Task:
Pictures aside, restate the records below exactly as written.

Dataset records:
————————
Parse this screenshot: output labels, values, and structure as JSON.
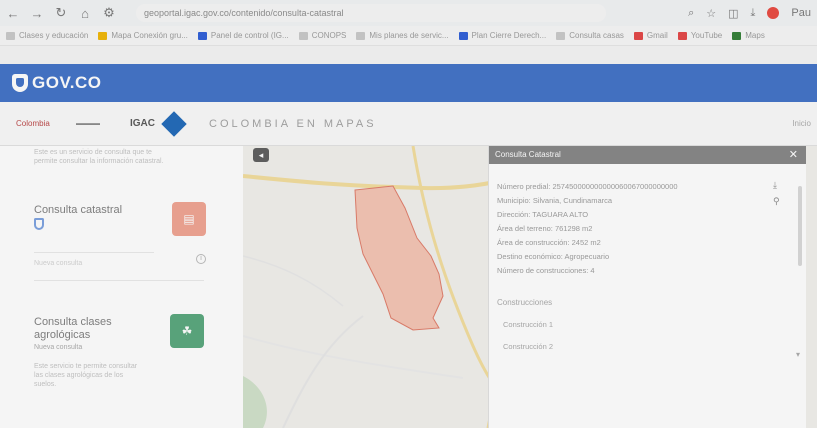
{
  "browser": {
    "url": "geoportal.igac.gov.co/contenido/consulta-catastral",
    "bookmarks": [
      {
        "label": "Clases y educación",
        "color": "grey"
      },
      {
        "label": "Mapa Conexión gru...",
        "color": "yellow"
      },
      {
        "label": "Panel de control (IG...",
        "color": "blue"
      },
      {
        "label": "CONOPS",
        "color": "grey"
      },
      {
        "label": "Mis planes de servic...",
        "color": "grey"
      },
      {
        "label": "Plan Cierre Derech...",
        "color": "blue"
      },
      {
        "label": "Consulta casas",
        "color": "grey"
      },
      {
        "label": "Gmail",
        "color": "red"
      },
      {
        "label": "YouTube",
        "color": "red"
      },
      {
        "label": "Maps",
        "color": "green"
      }
    ],
    "profile_label": "Pau"
  },
  "gov": {
    "brand": "GOV.CO"
  },
  "site": {
    "colombia_logo": "Colombia",
    "igac_label": "IGAC",
    "title": "COLOMBIA EN MAPAS",
    "header_right": "Inicio"
  },
  "sidebar": {
    "intro_text": "Este es un servicio de consulta que te permite consultar la información catastral.",
    "card1_title": "Consulta catastral",
    "card1_sub": "Nueva consulta",
    "card2_title": "Consulta clases agrológicas",
    "card2_sub": "Nueva consulta",
    "card2_desc": "Este servicio te permite consultar las clases agrológicas de los suelos."
  },
  "popup": {
    "title": "Consulta Catastral",
    "rows": [
      "Número predial: 257450000000000060067000000000",
      "Municipio: Silvania, Cundinamarca",
      "Dirección: TAGUARA ALTO",
      "Área del terreno: 761298 m2",
      "Área de construcción: 2452 m2",
      "Destino económico: Agropecuario",
      "Número de construcciones: 4"
    ],
    "section_title": "Construcciones",
    "subitems": [
      "Construcción 1",
      "Construcción 2"
    ]
  },
  "colors": {
    "gov_blue": "#3d6fc6",
    "parcel_fill": "#f4c3b2",
    "parcel_stroke": "#e07a66",
    "road": "#f0d58a",
    "green_badge": "#55a57a",
    "orange_badge": "#f0a28f"
  },
  "icons": {
    "map_toggle": "chevron-left-icon",
    "download": "download-icon",
    "link": "link-icon",
    "close": "close-icon"
  }
}
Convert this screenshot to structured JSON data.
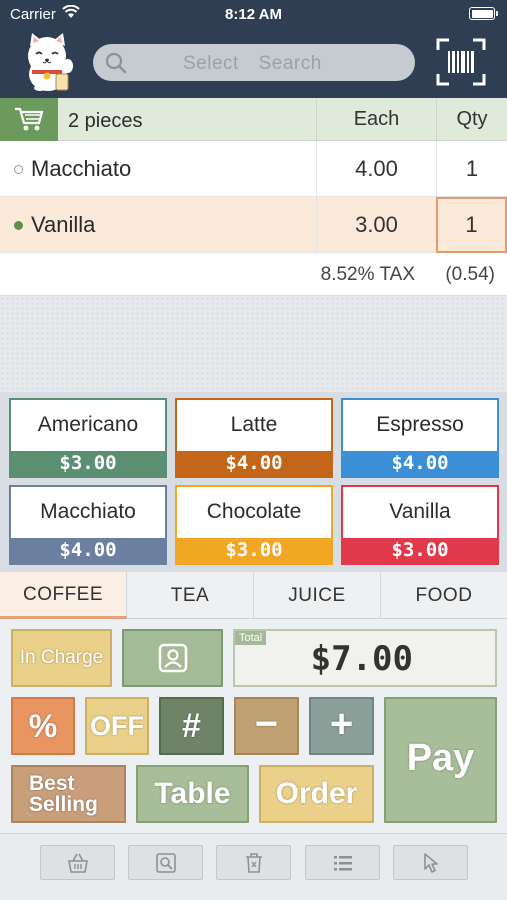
{
  "status_bar": {
    "carrier": "Carrier",
    "time": "8:12 AM"
  },
  "header": {
    "search_placeholder": "Select   Search"
  },
  "cart": {
    "pieces": "2 pieces",
    "col_each": "Each",
    "col_qty": "Qty",
    "items": [
      {
        "name": "Macchiato",
        "each": "4.00",
        "qty": "1",
        "selected": false
      },
      {
        "name": "Vanilla",
        "each": "3.00",
        "qty": "1",
        "selected": true
      }
    ],
    "tax_label": "8.52% TAX",
    "tax_value": "(0.54)"
  },
  "products": [
    {
      "name": "Americano",
      "price": "$3.00",
      "color": "#5b8f72"
    },
    {
      "name": "Latte",
      "price": "$4.00",
      "color": "#c4661a"
    },
    {
      "name": "Espresso",
      "price": "$4.00",
      "color": "#3a8fd6"
    },
    {
      "name": "Macchiato",
      "price": "$4.00",
      "color": "#6b7fa0"
    },
    {
      "name": "Chocolate",
      "price": "$3.00",
      "color": "#f2a724"
    },
    {
      "name": "Vanilla",
      "price": "$3.00",
      "color": "#e0394a"
    }
  ],
  "tabs": [
    {
      "label": "COFFEE",
      "active": true
    },
    {
      "label": "TEA",
      "active": false
    },
    {
      "label": "JUICE",
      "active": false
    },
    {
      "label": "FOOD",
      "active": false
    }
  ],
  "keypad": {
    "in_charge": "In Charge",
    "total_label": "Total",
    "total_value": "$7.00",
    "percent": "%",
    "off": "OFF",
    "hash": "#",
    "minus": "−",
    "plus": "+",
    "pay": "Pay",
    "best_line1": "Best",
    "best_line2": "Selling",
    "table": "Table",
    "order": "Order"
  },
  "toolbar_icons": [
    "basket-icon",
    "zoom-icon",
    "trash-icon",
    "list-icon",
    "cursor-icon"
  ]
}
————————
Expected output:
Parse this screenshot: output labels, values, and structure as JSON.
{
  "browser": {
    "url": "geoportal.igac.gov.co/contenido/consulta-catastral",
    "bookmarks": [
      {
        "label": "Clases y educación",
        "color": "grey"
      },
      {
        "label": "Mapa Conexión gru...",
        "color": "yellow"
      },
      {
        "label": "Panel de control (IG...",
        "color": "blue"
      },
      {
        "label": "CONOPS",
        "color": "grey"
      },
      {
        "label": "Mis planes de servic...",
        "color": "grey"
      },
      {
        "label": "Plan Cierre Derech...",
        "color": "blue"
      },
      {
        "label": "Consulta casas",
        "color": "grey"
      },
      {
        "label": "Gmail",
        "color": "red"
      },
      {
        "label": "YouTube",
        "color": "red"
      },
      {
        "label": "Maps",
        "color": "green"
      }
    ],
    "profile_label": "Pau"
  },
  "gov": {
    "brand": "GOV.CO"
  },
  "site": {
    "colombia_logo": "Colombia",
    "igac_label": "IGAC",
    "title": "COLOMBIA EN MAPAS",
    "header_right": "Inicio"
  },
  "sidebar": {
    "intro_text": "Este es un servicio de consulta que te permite consultar la información catastral.",
    "card1_title": "Consulta catastral",
    "card1_sub": "Nueva consulta",
    "card2_title": "Consulta clases agrológicas",
    "card2_sub": "Nueva consulta",
    "card2_desc": "Este servicio te permite consultar las clases agrológicas de los suelos."
  },
  "popup": {
    "title": "Consulta Catastral",
    "rows": [
      "Número predial: 257450000000000060067000000000",
      "Municipio: Silvania, Cundinamarca",
      "Dirección: TAGUARA ALTO",
      "Área del terreno: 761298 m2",
      "Área de construcción: 2452 m2",
      "Destino económico: Agropecuario",
      "Número de construcciones: 4"
    ],
    "section_title": "Construcciones",
    "subitems": [
      "Construcción 1",
      "Construcción 2"
    ]
  },
  "colors": {
    "gov_blue": "#3d6fc6",
    "parcel_fill": "#f4c3b2",
    "parcel_stroke": "#e07a66",
    "road": "#f0d58a",
    "green_badge": "#55a57a",
    "orange_badge": "#f0a28f"
  },
  "icons": {
    "map_toggle": "chevron-left-icon",
    "download": "download-icon",
    "link": "link-icon",
    "close": "close-icon"
  }
}
Convert this screenshot to structured JSON data.
{
  "status_bar": {
    "carrier": "Carrier",
    "time": "8:12 AM"
  },
  "header": {
    "search_placeholder": "Select   Search"
  },
  "cart": {
    "pieces": "2 pieces",
    "col_each": "Each",
    "col_qty": "Qty",
    "items": [
      {
        "name": "Macchiato",
        "each": "4.00",
        "qty": "1",
        "selected": false
      },
      {
        "name": "Vanilla",
        "each": "3.00",
        "qty": "1",
        "selected": true
      }
    ],
    "tax_label": "8.52% TAX",
    "tax_value": "(0.54)"
  },
  "products": [
    {
      "name": "Americano",
      "price": "$3.00",
      "color": "#5b8f72"
    },
    {
      "name": "Latte",
      "price": "$4.00",
      "color": "#c4661a"
    },
    {
      "name": "Espresso",
      "price": "$4.00",
      "color": "#3a8fd6"
    },
    {
      "name": "Macchiato",
      "price": "$4.00",
      "color": "#6b7fa0"
    },
    {
      "name": "Chocolate",
      "price": "$3.00",
      "color": "#f2a724"
    },
    {
      "name": "Vanilla",
      "price": "$3.00",
      "color": "#e0394a"
    }
  ],
  "tabs": [
    {
      "label": "COFFEE",
      "active": true
    },
    {
      "label": "TEA",
      "active": false
    },
    {
      "label": "JUICE",
      "active": false
    },
    {
      "label": "FOOD",
      "active": false
    }
  ],
  "keypad": {
    "in_charge": "In Charge",
    "total_label": "Total",
    "total_value": "$7.00",
    "percent": "%",
    "off": "OFF",
    "hash": "#",
    "minus": "−",
    "plus": "+",
    "pay": "Pay",
    "best_line1": "Best",
    "best_line2": "Selling",
    "table": "Table",
    "order": "Order"
  },
  "toolbar_icons": [
    "basket-icon",
    "zoom-icon",
    "trash-icon",
    "list-icon",
    "cursor-icon"
  ]
}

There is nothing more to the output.